Tips for Maintaining RV Windows
To avoid unwanted headaches with your RV windows when you most need them to function correctly, Dave recommends being proactive and inspecting your windows about once a year. He says you should start by looking at the framework, which sandwiches the window in place. Make sure the sealant is in there nice and snug — not loose or cracked anywhere.
When you step inside to check that the RV windows slide back and forth properly, be sure to check the grooves to see whether they’re clean. If they’re not, the windows might catch and even become stuck. To counteract this, you can apply a healthy coating of graphite to the felt and slide the windows back and forth a few times. Graphite is an excellent material because it doesn’t build up or attract moisture and dust, and it can be found at any hardware store or online through numerous retailers.
Next, Dave explains why you’ll want to take a look at the outside of your RV windows. He recommends examining the framework for dings and dents, and shows you how to make sure the seals look tight, without any debris or dirt that could open up cracks for water to seep into. If you see any gaps or air leaks, it’s time to reseal the window. You can do this by removing the window from its mount and applying either beudal tape or fresh sealant.
What Else You Need to Inspect
Then you’ll want to check the bottom channels on the outside of the windows, and apply a dose of graphite along the bottom edge if needed. As you did inside, slide any moving pane of the window back and forth to make sure it moves smoothly without catching on the felt.
While you’re outside, you should also take a look at the weep holes on your RV windows. These are designed to keep condensation from accumulating – a vital function on any rig. Use a screwdriver or other flat implement to clear away anything that is stuck in the weep holes, such as debris or spider webs. If necessary, you can use an air gun to clean out these holes.

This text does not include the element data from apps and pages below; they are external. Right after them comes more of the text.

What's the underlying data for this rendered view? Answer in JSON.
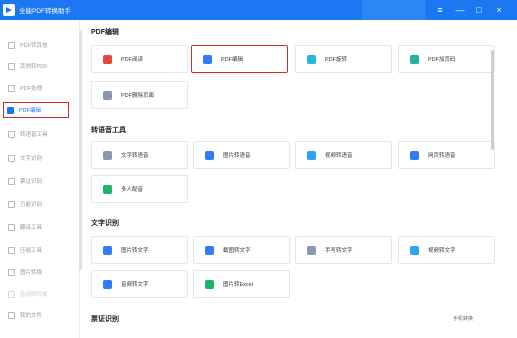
{
  "app": {
    "title": "全能PDF转换助手"
  },
  "window_controls": {
    "menu": "≡",
    "minimize": "—",
    "maximize": "□",
    "close": "×"
  },
  "sidebar": {
    "items": [
      {
        "label": "PDF转其他"
      },
      {
        "label": "其他转PDF"
      },
      {
        "label": "PDF处理"
      },
      {
        "label": "PDF编辑",
        "active": true
      },
      {
        "label": "转语音工具"
      },
      {
        "label": "文字识别"
      },
      {
        "label": "票证识别"
      },
      {
        "label": "万能识别"
      },
      {
        "label": "翻译工具"
      },
      {
        "label": "压缩工具"
      },
      {
        "label": "图片转换"
      },
      {
        "label": "音视频转换"
      },
      {
        "label": "我的文件"
      }
    ]
  },
  "sections": [
    {
      "title": "PDF编辑",
      "tools": [
        {
          "label": "PDF阅读",
          "icon": "pdf-read-icon",
          "color": "#e8453c"
        },
        {
          "label": "PDF编辑",
          "icon": "pdf-edit-icon",
          "color": "#2f7cf6",
          "selected": true
        },
        {
          "label": "PDF旋转",
          "icon": "pdf-rotate-icon",
          "color": "#29b6d6"
        },
        {
          "label": "PDF加页码",
          "icon": "pdf-page-number-icon",
          "color": "#1fb3a0"
        },
        {
          "label": "PDF删除页面",
          "icon": "pdf-delete-page-icon",
          "color": "#8a97ad"
        }
      ]
    },
    {
      "title": "转语音工具",
      "tools": [
        {
          "label": "文字转语音",
          "icon": "text-to-speech-icon",
          "color": "#8a97ad"
        },
        {
          "label": "图片转语音",
          "icon": "image-to-speech-icon",
          "color": "#2f7cf6"
        },
        {
          "label": "视频转语音",
          "icon": "video-to-speech-icon",
          "color": "#2da3f2"
        },
        {
          "label": "网页转语音",
          "icon": "webpage-to-speech-icon",
          "color": "#2f7cf6"
        },
        {
          "label": "多人配音",
          "icon": "multi-dubbing-icon",
          "color": "#1cb36b"
        }
      ]
    },
    {
      "title": "文字识别",
      "tools": [
        {
          "label": "图片转文字",
          "icon": "image-to-text-icon",
          "color": "#2f7cf6"
        },
        {
          "label": "截图转文字",
          "icon": "screenshot-to-text-icon",
          "color": "#2f7cf6"
        },
        {
          "label": "手写转文字",
          "icon": "handwriting-to-text-icon",
          "color": "#8a97ad"
        },
        {
          "label": "视频转文字",
          "icon": "video-to-text-icon",
          "color": "#2da3f2"
        },
        {
          "label": "音频转文字",
          "icon": "audio-to-text-icon",
          "color": "#2f7cf6"
        },
        {
          "label": "图片转Excel",
          "icon": "image-to-excel-icon",
          "color": "#1cb36b"
        }
      ]
    },
    {
      "title": "票证识别",
      "tools": []
    }
  ],
  "footer": {
    "link": "手机转换"
  }
}
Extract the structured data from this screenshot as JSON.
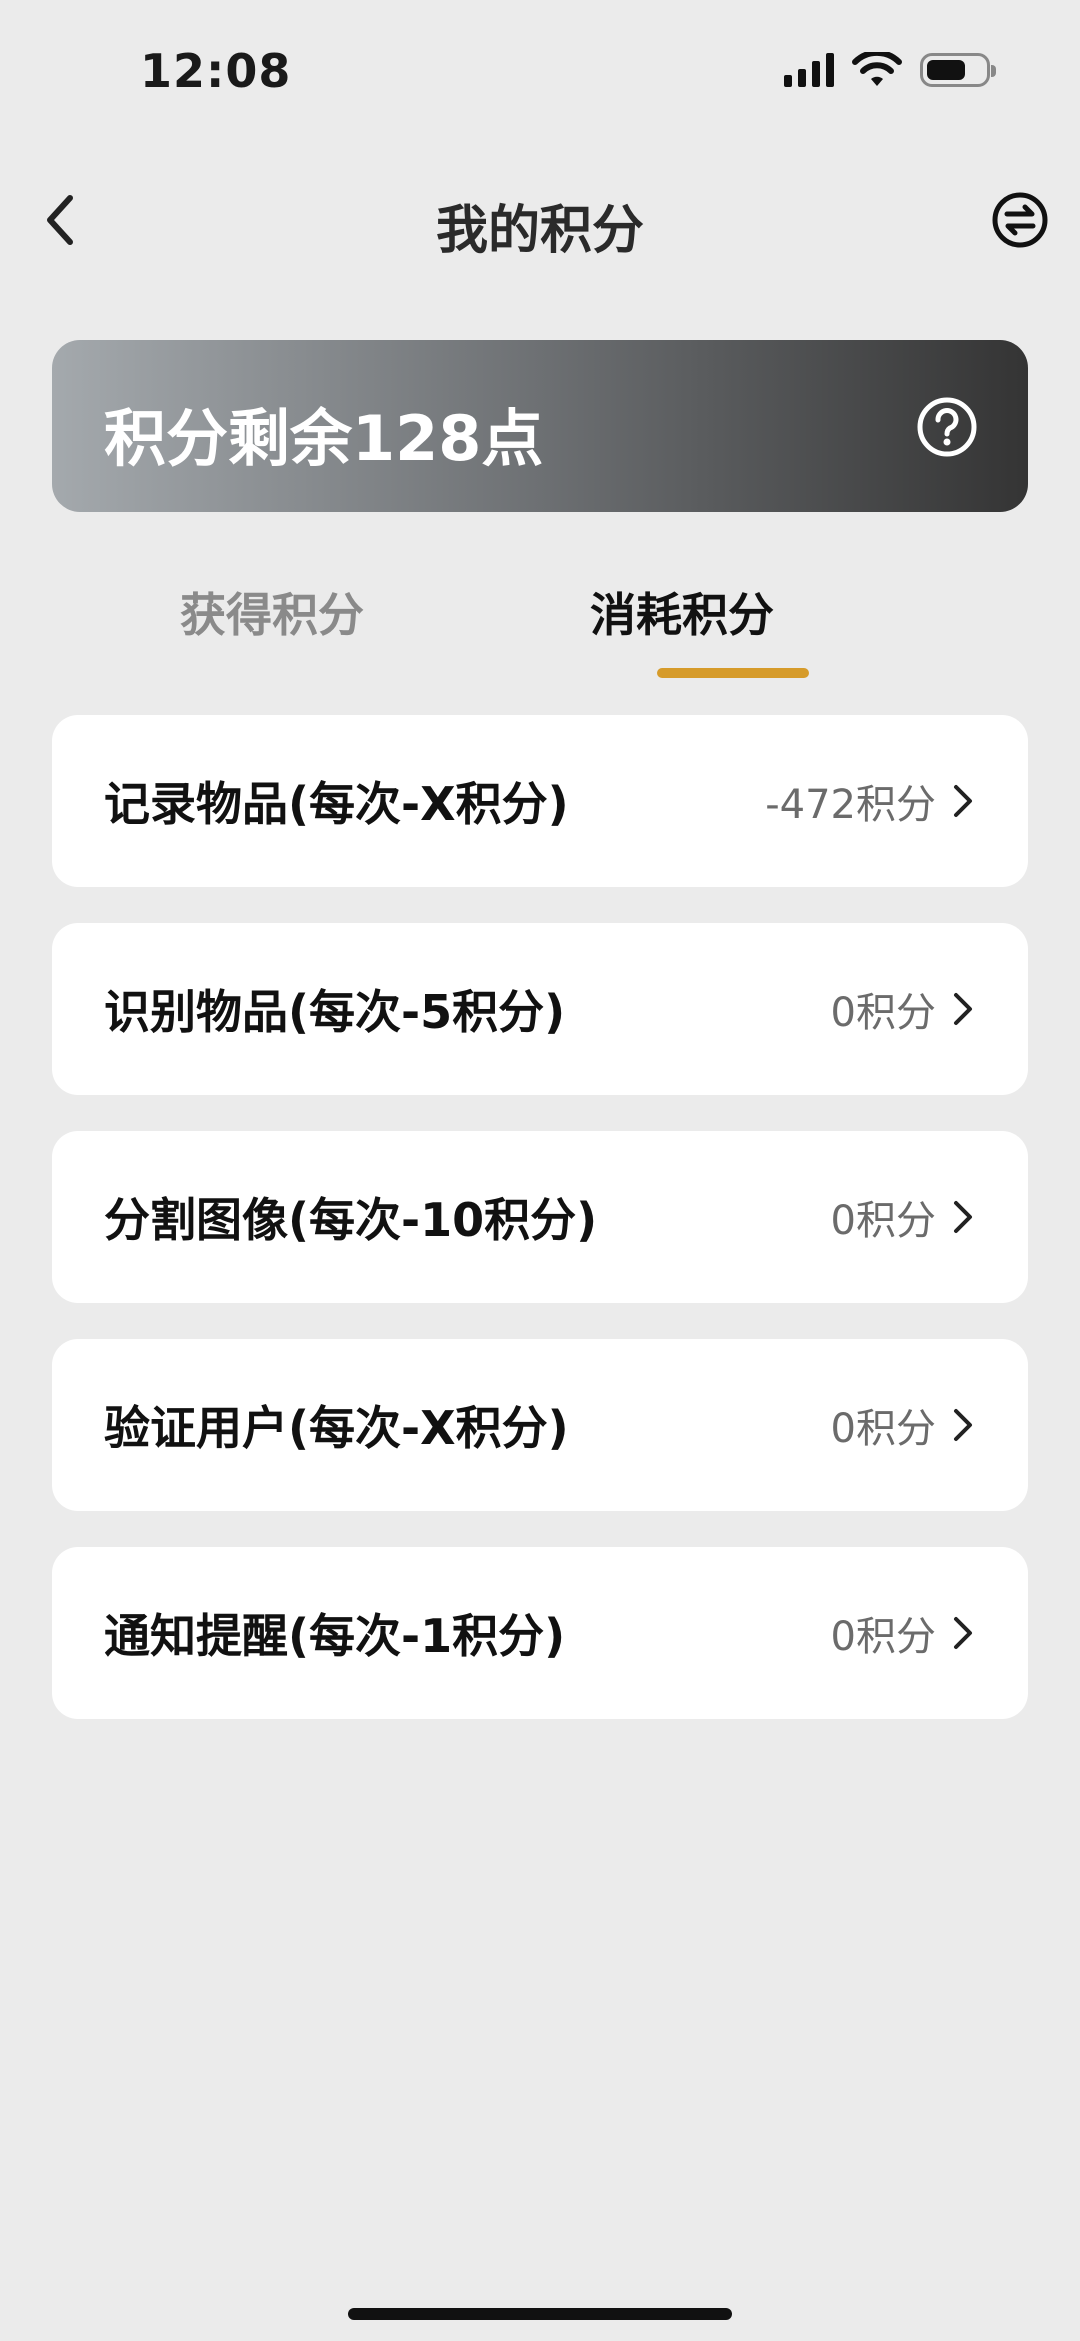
{
  "status_bar": {
    "time": "12:08",
    "icons": [
      "signal-icon",
      "wifi-icon",
      "battery-icon"
    ]
  },
  "nav": {
    "title": "我的积分",
    "back_icon": "chevron-left-icon",
    "swap_icon": "swap-circle-icon"
  },
  "points": {
    "summary": "积分剩余128点",
    "help_icon": "question-circle-icon"
  },
  "tabs": [
    {
      "label": "获得积分",
      "active": false
    },
    {
      "label": "消耗积分",
      "active": true
    }
  ],
  "colors": {
    "accent": "#d69b2a",
    "background": "#ebebeb",
    "card": "#ffffff"
  },
  "items": [
    {
      "label": "记录物品(每次-X积分)",
      "value": "-472积分"
    },
    {
      "label": "识别物品(每次-5积分)",
      "value": "0积分"
    },
    {
      "label": "分割图像(每次-10积分)",
      "value": "0积分"
    },
    {
      "label": "验证用户(每次-X积分)",
      "value": "0积分"
    },
    {
      "label": "通知提醒(每次-1积分)",
      "value": "0积分"
    }
  ]
}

And that about covers it! A few quick steps once a year, and your windows will last their full lifespan. With Dave’s expert guidance and his clear, step-by-step demonstration, this lesson makes it a snap to maintain your RV windows. You’ll enjoy smooth-sliding windows each day, and you’ll appreciate clean weep holes and sturdy seals for the long haul!